There is a significant difference in the way Savarkar and Gandhi wrote. Savarkar addressed his readers in a tone of heightened emotion. Gandhi spoke to them in an intimate manner. It is important to note that Gandhi’s work is in the form of a dialogue. Our ancient texts used a similar format, where the opposing viewpoint was set up as an adversary’s and then dismantled through argument. But Gandhi’s book does not do this. While one viewpoint is presented in opposition to another, the tone and tenor is that of a dialogue. In his writing, Savarkar sounds like an orator addressing a large Hindu community so that they forget their flaws and swell with pride in their love for the nation. However, Gandhi’s words are spoken in confidence, as if he speaks to just one listener. The speaker (Gandhi) reminds readers who are hasty in their thinking that in India’s freedom struggle, those who appeared slow movers were the ones who showed them the path of truthfulness.
In this context Ananthamurthy’s reference to Dostoyevsky’s Crime and Punishment attracts the attention of the reader.
I would like to compare Raskolnikov (the protagonist) who lost faith in Christ because of his overarching ambition but regained it through anguish and love, with Godse, who recognizing the strength of Gandhi, assassinated him while he was on his way to pray to the Almighty for the well being of the country rather than his own. Raskolnikov had an inner voice which he despised but could not deny.Godse did not think like Raskolnikov. Through his readings of Savarkar, Godse, in his love for Bharat, truly believed that Gandhi, the advocate of non-violence was an impediment.

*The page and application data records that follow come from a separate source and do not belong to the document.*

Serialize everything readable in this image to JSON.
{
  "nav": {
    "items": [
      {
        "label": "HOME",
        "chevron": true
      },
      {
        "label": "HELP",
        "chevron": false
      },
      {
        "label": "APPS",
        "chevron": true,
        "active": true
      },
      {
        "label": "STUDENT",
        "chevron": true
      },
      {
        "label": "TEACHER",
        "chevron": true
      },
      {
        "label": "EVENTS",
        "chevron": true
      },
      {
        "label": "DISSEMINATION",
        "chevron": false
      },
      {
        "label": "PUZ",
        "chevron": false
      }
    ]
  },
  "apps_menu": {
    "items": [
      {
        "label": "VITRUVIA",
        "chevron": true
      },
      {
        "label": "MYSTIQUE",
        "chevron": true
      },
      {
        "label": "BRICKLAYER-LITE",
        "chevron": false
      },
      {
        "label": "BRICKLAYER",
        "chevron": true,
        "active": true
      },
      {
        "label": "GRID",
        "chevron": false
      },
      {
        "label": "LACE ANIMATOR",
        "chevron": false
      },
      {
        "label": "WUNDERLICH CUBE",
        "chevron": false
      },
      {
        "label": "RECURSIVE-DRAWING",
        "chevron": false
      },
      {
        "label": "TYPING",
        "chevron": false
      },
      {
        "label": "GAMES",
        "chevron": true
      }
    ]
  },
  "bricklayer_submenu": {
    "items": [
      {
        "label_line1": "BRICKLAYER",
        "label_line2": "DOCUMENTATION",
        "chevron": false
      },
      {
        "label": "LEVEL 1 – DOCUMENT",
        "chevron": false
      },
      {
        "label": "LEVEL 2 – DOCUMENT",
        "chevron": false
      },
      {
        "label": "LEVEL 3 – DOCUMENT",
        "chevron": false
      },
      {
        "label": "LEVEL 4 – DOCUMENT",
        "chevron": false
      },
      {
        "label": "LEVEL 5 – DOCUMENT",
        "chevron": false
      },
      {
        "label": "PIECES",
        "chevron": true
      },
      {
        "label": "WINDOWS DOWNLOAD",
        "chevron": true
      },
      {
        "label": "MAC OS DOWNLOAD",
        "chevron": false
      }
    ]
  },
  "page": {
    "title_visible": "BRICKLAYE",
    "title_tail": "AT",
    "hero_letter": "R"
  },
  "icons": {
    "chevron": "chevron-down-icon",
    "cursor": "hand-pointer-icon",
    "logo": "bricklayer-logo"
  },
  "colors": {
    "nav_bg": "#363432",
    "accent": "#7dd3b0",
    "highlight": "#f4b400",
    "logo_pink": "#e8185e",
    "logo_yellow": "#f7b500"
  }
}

As one reads the text one feels the moments of despair. ‘It seems to me’ , Ananthamurthy writes, ‘the Gandhi era has come to an end; Savarkar has triumphed.’ And this despair gets intensified because , as he feels, ‘Modi, advocate of Hindu unity, with no regret for the Muslims massacred in Gujarat which he had ruled unopposed, has set out to make a strong India ruled by the corporates.’ Yet, the search continues. That is why, at this troubled time of narcissistic politics with an unholy alliance of Savarka’s Hindutva and neo-liberal global capitalism Ananthamurthy keeps pleading for Gandhi’s ‘egoless fearlessness’. ‘Had Gandhi lived’, the author convinces us, ‘he would have recommended Sarvodaya to a world that is gasping because of modern development.’
This article is published in The New Leam, JUNE 2017 Issue( Vol .3 No.25) and available in print version. To buy contact us or write at email@example.com